The old local Germans—which included several WWII vets—after learning my grandparents were born in Möhringen—a small village outside Stuttgart—coupled with the fact that my father had fought the Germans near Verdun in WWI, kept buying me rounds of beer as they practiced their pidgin English and I my kindergarten German on each other. They were really interested in the fact that I lived in Oklahoma but was born and raised in Chicago. They wanted to know all about the Oklahoma cowboys, buffalos and oil wells—and of course they also wanted to know everything about the Chicago gangsters.
One by one the old timers faded and left the local pub for home. That left me with a lone German veteran, who—all night long—had been crumpling up his German paper Deutsche Marks and leaving them on the table.
Finally—concerned he would lose his money wadding it up that way—I reached into my pocket and took out my silver half-dollar money clip.
Judy had given the money clip with the silver half dollar dated 1936 to me for my birthday a year earlier—the date 1936 being the year of my birth. As I looked at the money clip one last time, I reached past the old veteran, picked up his crumpled German paper money and smoothing it out, folded it and placed it in the money clip.
He looked surprised as I handed him the clip and in my best German told him it was a gift from one soldier to another. He broke out in a huge grin as I saw tears forming in his eyes as he looked at the money clip and mumbling something I could not understand, then placed the clip with his neatly folded money in his pocket.
Then as though he had been jolted by an electric shock, he stood up and asked me to come home with him saying his wife would make us something to eat. He grabbed my arm and we walked from the beer hall down the street toward his house as he kept saying how much he appreciated the gift and how his wife would be happy to get out of bed and make us some breakfast.

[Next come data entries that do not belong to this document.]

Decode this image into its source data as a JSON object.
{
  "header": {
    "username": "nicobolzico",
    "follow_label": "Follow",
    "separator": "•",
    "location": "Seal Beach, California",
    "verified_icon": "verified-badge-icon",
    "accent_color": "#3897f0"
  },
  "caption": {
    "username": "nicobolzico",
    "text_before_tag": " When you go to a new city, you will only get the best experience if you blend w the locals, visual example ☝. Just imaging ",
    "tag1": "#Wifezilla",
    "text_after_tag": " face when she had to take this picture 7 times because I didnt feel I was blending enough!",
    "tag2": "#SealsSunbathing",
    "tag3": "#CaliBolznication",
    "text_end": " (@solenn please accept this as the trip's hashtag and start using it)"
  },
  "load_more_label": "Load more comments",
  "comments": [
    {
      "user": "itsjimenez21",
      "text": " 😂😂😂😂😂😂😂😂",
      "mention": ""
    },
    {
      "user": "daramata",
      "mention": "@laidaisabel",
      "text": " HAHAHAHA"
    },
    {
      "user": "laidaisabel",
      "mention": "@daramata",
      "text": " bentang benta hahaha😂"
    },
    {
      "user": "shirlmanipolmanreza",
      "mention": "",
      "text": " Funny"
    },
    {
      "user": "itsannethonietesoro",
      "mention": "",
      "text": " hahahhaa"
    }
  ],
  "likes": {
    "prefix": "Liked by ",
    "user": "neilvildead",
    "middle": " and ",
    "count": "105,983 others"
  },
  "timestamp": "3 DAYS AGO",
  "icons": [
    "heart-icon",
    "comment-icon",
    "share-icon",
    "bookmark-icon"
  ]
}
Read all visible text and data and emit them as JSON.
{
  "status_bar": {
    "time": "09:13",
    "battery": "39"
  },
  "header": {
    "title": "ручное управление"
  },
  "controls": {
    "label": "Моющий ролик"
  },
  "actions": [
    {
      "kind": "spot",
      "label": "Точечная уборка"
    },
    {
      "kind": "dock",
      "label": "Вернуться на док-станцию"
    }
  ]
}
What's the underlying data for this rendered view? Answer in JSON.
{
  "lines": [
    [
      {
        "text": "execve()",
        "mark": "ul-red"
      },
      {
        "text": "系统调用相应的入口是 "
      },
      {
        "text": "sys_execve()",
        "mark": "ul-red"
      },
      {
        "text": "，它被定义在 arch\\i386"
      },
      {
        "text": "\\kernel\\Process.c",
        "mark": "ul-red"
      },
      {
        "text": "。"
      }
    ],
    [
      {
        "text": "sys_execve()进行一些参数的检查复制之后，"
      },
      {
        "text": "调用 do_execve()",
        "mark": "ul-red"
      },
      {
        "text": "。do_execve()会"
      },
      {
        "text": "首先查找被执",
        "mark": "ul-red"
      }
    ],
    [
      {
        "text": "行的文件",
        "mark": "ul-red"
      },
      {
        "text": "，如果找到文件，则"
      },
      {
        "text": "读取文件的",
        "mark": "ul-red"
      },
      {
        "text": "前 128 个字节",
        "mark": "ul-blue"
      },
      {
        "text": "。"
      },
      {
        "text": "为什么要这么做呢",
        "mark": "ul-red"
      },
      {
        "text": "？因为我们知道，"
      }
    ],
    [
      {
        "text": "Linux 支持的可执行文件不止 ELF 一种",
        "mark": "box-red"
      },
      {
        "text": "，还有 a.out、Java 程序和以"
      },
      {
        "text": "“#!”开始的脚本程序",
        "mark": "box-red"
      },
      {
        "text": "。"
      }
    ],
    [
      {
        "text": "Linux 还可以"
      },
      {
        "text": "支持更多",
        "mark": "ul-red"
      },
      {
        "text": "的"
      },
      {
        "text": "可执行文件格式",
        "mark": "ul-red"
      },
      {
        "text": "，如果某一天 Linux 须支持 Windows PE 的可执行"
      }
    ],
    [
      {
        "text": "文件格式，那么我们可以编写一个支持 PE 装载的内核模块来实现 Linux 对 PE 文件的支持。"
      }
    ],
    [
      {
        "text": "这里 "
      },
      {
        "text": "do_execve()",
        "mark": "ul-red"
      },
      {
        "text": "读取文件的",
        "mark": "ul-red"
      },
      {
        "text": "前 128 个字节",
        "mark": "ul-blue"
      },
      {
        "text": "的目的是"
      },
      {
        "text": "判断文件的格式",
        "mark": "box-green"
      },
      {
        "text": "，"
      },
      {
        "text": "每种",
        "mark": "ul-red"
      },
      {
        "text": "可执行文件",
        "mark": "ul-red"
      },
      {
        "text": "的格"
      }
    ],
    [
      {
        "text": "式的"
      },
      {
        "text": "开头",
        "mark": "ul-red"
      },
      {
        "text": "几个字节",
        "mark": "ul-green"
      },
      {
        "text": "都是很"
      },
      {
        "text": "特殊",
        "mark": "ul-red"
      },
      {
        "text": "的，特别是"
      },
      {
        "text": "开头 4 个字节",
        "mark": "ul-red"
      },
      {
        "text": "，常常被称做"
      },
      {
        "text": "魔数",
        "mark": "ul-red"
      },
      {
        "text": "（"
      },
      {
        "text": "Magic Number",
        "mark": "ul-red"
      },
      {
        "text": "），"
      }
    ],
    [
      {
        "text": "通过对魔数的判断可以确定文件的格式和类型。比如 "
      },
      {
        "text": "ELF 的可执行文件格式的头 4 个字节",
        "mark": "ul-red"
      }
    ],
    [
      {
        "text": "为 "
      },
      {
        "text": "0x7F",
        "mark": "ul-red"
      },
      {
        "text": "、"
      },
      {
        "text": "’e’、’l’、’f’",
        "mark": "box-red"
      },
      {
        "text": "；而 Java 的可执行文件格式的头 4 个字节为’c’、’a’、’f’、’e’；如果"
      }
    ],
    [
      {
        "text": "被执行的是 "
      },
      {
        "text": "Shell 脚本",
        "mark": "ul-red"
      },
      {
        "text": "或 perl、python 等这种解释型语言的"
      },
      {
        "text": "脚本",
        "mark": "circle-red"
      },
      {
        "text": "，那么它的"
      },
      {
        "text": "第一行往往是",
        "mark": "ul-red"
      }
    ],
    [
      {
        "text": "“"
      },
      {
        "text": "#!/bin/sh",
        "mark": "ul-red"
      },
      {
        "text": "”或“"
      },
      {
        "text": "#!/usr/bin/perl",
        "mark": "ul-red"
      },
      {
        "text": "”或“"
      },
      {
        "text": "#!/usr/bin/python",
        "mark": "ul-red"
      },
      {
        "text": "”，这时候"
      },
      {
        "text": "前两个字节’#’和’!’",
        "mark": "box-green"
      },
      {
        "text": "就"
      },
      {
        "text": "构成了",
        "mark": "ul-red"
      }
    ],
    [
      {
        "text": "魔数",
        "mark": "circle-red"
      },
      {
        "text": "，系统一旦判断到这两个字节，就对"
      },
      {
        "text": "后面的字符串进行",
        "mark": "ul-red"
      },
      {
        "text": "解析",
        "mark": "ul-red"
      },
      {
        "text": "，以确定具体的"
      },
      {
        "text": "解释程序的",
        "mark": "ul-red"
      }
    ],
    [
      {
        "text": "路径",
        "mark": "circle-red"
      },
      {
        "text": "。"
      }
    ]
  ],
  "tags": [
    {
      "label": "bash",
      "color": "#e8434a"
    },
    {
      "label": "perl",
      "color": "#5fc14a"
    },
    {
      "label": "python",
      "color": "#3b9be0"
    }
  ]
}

Here I was, my first day in Germany—well after midnight— wearing the uniform of a U.S. Army Officer and walking down a cobblestone street while huge wet, white snowflakes were silently falling. Against the corner street lights it seemed like a scene straight out of Norman Rockwell. Suddenly, the old man stopped in front of a small stone cottage and said this is where he lived.
The house was pitch black—it was evident his wife was asleep. Again, he insisted I come in and have breakfast with him.
I quickly reminded him that his wife would be madder than hell if we woke her after midnight to make breakfast only to find a stranger—an American officer in her home. He mumbled something I could not understand and again thanked me again for the gift. Then—without warning, he snapped his heels together, raised his extended right arm and in the still of that deathly silent night shouted “Sieg Heil.”
The next morning at breakfast at the young Captain’s home several blocks from my hotel room in the town, I related the evening’s events to the Captain and his wife.
Upon finishing the story, his wife—a British citizen—asked me what my reaction was when the old German saluted me with the outlawed German greeting of “Sieg Heil.” I looked at her, smiled and said:
“I did what any old soldier would have done for that old veteran; I snapped my heels together raised my right arm and replied, ‘Sieg Heil’.”
“What does ‘Sieg Heil’ mean?” she asked.
“It has several meanings, but it basically means Hail Victory,” I replied.
“What did the old man do or say then?” she asked.
“He came straight towards me, gave me a huge bear hug and then he turned away—before I could see him crying—as he stumbled up the stairs and into his house,” I replied.
I then went on to explain to them what that moment felt like. To this day you cannot imagine the feelings I had at that moment—feelings I still have today as I write this more than four decades later.
What a strange feeling I felt standing there in the utter silence of the night—not hearing a living sound. Not a cricket, not a bird, not the wind. A silence I had never heard before even in the dark of night in the Ashau Valley of Vietnam. There I was standing in that unearthly silence—in uniform—with huge snowflakes gently floating down around me framed against the backdrop of the street lights.
Standing there in front of a stone arch with AD 1542 carved in it. Several thousand miles from home in a small German town built over four centuries earlier—saluting a fellow combat soldier who harbored no animosity towards his former enemy. As I walked down the cobblestone street towards the hotel, I could not help but wonder what the next few years would bring.
All-in-all the family and I spent five years in Germany and the stories of our experiences are numerous—and hopefully interesting, so I thought I would tell some of them more-or-less in chronological order.